Ransomware attackers typically demand payment in digital currencies like Bitcoin and other cryptocurrencies. These anonymous payments don't need to be transferred or verified by a third party, making them ideal for cybercriminals seeking anonymity. Other payment methods for cyber criminals include prepaid cash services, Western Union transfers, and gift cards.
The Future of Ransomware
As we continue to encounter attacks and variants of ransomware, IT teams must adapt their security strategies. Attackers are constantly evolving and testing new methods to maximize revenue while limiting the damage caused.
Ransomware businesses rely heavily on a decentralized marketplace for malicious software. Developers sell their wares to distributors, who sell them to hackers and cybercriminals on the dark web. Once ransoms are paid, cryptocurrency money launderers scrub away any funds and return them to original actors such as developers, distributors, and others involved in the ransomware cycle.
Malware is often employed for crypto mining or forcing users to mine digital currencies like cryptocurrency. Since digital mining assets require expensive electricity, attackers are incentivized to take money from victims.

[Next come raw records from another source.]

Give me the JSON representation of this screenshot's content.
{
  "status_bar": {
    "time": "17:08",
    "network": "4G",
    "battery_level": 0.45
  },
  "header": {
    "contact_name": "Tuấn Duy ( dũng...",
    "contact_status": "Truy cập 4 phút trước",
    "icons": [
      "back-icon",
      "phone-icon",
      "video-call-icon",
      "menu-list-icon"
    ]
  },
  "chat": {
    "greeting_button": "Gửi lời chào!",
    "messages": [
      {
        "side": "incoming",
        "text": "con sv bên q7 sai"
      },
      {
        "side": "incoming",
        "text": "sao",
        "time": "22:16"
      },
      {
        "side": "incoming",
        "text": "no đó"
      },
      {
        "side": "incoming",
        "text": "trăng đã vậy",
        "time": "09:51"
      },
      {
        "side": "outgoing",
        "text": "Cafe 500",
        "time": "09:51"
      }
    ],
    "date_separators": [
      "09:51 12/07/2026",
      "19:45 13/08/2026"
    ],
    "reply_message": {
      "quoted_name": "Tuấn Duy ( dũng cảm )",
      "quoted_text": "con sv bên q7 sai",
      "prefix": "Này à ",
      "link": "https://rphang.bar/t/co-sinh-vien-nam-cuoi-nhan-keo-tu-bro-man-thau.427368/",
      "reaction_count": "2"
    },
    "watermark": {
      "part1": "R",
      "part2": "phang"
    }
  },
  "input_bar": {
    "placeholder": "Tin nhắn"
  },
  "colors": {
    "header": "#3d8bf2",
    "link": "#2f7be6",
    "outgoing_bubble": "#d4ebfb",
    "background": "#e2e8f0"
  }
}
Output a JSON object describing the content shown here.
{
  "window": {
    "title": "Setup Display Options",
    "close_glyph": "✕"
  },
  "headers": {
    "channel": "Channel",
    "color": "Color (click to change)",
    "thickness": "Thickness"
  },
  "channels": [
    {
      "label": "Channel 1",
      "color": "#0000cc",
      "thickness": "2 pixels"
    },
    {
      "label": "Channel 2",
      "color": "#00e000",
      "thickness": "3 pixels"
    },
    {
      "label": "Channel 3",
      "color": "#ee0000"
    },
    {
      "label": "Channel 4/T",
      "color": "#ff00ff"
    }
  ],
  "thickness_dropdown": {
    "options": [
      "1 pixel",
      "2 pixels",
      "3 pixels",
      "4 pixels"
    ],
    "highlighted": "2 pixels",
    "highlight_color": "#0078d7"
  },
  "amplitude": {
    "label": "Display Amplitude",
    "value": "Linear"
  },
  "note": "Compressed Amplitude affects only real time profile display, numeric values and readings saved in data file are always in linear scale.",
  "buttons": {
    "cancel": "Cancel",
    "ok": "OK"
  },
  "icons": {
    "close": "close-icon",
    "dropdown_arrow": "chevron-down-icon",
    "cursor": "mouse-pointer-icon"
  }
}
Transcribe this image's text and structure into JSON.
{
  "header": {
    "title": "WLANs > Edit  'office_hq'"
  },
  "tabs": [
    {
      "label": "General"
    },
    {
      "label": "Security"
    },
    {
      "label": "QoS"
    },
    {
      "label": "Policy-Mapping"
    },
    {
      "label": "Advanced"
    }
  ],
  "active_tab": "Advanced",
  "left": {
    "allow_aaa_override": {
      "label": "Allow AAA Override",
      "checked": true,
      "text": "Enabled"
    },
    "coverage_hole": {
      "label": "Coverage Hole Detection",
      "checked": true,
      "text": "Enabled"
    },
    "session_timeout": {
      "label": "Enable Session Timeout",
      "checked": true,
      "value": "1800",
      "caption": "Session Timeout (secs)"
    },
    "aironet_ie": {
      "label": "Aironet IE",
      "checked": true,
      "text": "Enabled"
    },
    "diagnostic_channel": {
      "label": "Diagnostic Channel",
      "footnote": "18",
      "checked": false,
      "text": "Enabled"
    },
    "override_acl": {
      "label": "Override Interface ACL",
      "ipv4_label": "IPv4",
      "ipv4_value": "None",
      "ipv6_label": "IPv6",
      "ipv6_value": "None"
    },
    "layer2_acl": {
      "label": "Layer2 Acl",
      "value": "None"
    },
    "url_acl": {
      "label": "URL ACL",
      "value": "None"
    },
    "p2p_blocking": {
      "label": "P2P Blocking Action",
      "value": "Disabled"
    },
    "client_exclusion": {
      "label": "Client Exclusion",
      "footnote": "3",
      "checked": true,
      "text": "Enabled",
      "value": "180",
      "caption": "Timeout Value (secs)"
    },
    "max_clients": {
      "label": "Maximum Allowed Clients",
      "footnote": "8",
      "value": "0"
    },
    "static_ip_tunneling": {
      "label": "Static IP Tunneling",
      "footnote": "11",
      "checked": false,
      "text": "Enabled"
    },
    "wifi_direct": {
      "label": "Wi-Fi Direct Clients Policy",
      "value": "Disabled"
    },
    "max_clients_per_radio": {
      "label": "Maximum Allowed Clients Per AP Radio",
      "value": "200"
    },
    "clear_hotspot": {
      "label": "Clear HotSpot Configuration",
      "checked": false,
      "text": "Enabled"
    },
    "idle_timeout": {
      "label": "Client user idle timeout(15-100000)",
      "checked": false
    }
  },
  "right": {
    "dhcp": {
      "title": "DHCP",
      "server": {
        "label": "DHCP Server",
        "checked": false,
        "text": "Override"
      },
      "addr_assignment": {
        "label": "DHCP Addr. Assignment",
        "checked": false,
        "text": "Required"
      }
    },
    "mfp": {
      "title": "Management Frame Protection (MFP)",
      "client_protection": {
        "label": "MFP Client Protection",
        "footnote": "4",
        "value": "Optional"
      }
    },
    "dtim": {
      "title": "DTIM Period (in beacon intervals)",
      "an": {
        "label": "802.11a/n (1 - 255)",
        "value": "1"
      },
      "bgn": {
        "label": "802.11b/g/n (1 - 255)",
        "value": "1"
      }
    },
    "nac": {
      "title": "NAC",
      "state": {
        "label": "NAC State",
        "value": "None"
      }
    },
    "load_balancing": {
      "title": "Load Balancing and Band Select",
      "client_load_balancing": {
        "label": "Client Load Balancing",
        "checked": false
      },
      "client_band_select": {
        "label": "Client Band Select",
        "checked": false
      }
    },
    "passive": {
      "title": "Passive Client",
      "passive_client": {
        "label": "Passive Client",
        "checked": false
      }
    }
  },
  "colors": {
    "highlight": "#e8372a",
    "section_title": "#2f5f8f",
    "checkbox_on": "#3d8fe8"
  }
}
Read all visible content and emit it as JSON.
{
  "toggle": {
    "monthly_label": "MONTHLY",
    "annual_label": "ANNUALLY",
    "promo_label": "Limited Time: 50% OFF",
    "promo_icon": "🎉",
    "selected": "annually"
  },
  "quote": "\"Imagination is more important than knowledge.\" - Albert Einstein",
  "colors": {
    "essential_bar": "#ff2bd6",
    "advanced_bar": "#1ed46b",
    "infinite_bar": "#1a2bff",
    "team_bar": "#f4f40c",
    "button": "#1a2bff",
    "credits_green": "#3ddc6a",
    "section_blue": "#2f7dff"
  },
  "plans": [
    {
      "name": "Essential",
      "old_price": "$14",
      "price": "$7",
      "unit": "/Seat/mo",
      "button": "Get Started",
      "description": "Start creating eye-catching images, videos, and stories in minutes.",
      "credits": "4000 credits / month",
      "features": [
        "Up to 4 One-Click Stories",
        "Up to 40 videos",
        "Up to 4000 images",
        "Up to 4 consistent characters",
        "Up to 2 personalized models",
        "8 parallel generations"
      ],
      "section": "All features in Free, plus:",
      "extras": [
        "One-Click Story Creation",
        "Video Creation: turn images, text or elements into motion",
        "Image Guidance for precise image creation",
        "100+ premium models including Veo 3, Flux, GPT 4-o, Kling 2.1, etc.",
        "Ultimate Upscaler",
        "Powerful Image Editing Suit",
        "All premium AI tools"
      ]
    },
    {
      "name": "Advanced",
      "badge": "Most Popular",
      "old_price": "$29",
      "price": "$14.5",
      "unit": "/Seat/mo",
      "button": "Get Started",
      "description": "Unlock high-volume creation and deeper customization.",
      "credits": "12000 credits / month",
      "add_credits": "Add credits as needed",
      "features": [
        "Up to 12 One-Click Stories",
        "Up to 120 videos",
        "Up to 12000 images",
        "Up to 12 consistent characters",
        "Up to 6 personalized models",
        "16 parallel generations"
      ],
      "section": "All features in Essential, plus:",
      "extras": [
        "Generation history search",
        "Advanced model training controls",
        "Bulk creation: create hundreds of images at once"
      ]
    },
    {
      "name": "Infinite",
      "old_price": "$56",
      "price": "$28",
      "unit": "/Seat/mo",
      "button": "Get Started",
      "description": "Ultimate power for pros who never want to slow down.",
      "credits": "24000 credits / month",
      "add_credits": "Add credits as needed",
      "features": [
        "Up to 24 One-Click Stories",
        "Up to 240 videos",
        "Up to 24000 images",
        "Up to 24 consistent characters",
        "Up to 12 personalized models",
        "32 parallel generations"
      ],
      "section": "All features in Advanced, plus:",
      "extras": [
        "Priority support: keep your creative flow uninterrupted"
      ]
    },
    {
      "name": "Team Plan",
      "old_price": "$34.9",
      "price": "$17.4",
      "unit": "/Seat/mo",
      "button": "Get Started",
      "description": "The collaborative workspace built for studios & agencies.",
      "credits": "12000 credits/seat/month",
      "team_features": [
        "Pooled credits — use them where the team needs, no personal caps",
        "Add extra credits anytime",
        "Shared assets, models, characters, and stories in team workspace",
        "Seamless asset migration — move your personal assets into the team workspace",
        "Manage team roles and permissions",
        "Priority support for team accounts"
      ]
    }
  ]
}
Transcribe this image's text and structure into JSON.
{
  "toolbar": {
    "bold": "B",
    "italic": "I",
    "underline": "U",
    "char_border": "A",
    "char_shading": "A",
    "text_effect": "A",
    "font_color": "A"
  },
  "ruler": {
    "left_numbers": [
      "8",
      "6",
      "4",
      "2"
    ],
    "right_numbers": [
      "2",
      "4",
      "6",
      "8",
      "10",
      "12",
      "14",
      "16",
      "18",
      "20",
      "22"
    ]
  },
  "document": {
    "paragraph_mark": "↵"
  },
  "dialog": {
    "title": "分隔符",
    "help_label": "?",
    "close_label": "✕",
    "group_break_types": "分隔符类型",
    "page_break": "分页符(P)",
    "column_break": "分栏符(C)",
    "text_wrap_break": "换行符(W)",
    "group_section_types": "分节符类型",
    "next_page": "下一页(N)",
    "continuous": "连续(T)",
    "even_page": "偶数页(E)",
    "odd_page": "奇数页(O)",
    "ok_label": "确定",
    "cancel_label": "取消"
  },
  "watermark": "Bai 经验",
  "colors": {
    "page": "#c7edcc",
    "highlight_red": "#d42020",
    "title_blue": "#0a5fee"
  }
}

Ransomware has also seen an uptick in targeting businesses. These attacks disrupt productivity and cost businesses money; as a result, these attacks have become more commonplace.
Government officials and security vendors have responded by increasing their response to ransomware threats. In 2021, 30 nations joined forces to discuss a counter-ransomware strategy that included cybersecurity regulation, resilience, and attack disruption.
Ransomware has yet to be fully determined, but it will remain a top cybersecurity risk for years. Furthermore, governments will increasingly get involved in regulating cryptocurrencies and decreasing financial incentives for ransomware attacks; this could significantly alter the landscape of ransomware threats.
Protecting Against Ransomware Attacks
Ransomware is a type of malware that encrypts data, then prevents users from accessing or using it until the attackers are paid a fee.
An effective way to protect against ransomware attacks is to have a better cyber defense plan. This must include training employees, monitoring network events, and responding to attack incidents as they arise.
One of the essential components of any security plan is backups. Organizations should regularly back up critical data to an external storage device or cloud-based backup service, with copies remaining active for at least six months so a forensic investigation can occur in case of an attack.
Another essential ransomware protection element is updating firmware, anti-malware applications, operating systems, and third-party software. Doing this will guarantee your antivirus and malware detection can remain up to date with new ransomware variants and other threats.
Finally, organizations must implement a robust identity access management (IAM) and privilege access management solution. These solutions utilize multi-factor authentication (MFA) for enhanced security, making it harder for hackers to access sensitive data through social engineering techniques.
Ransomware poses a grave danger to organizations of all sizes and sectors. With the right strategy and preparation, businesses can minimize damage and recover quickly after an attack.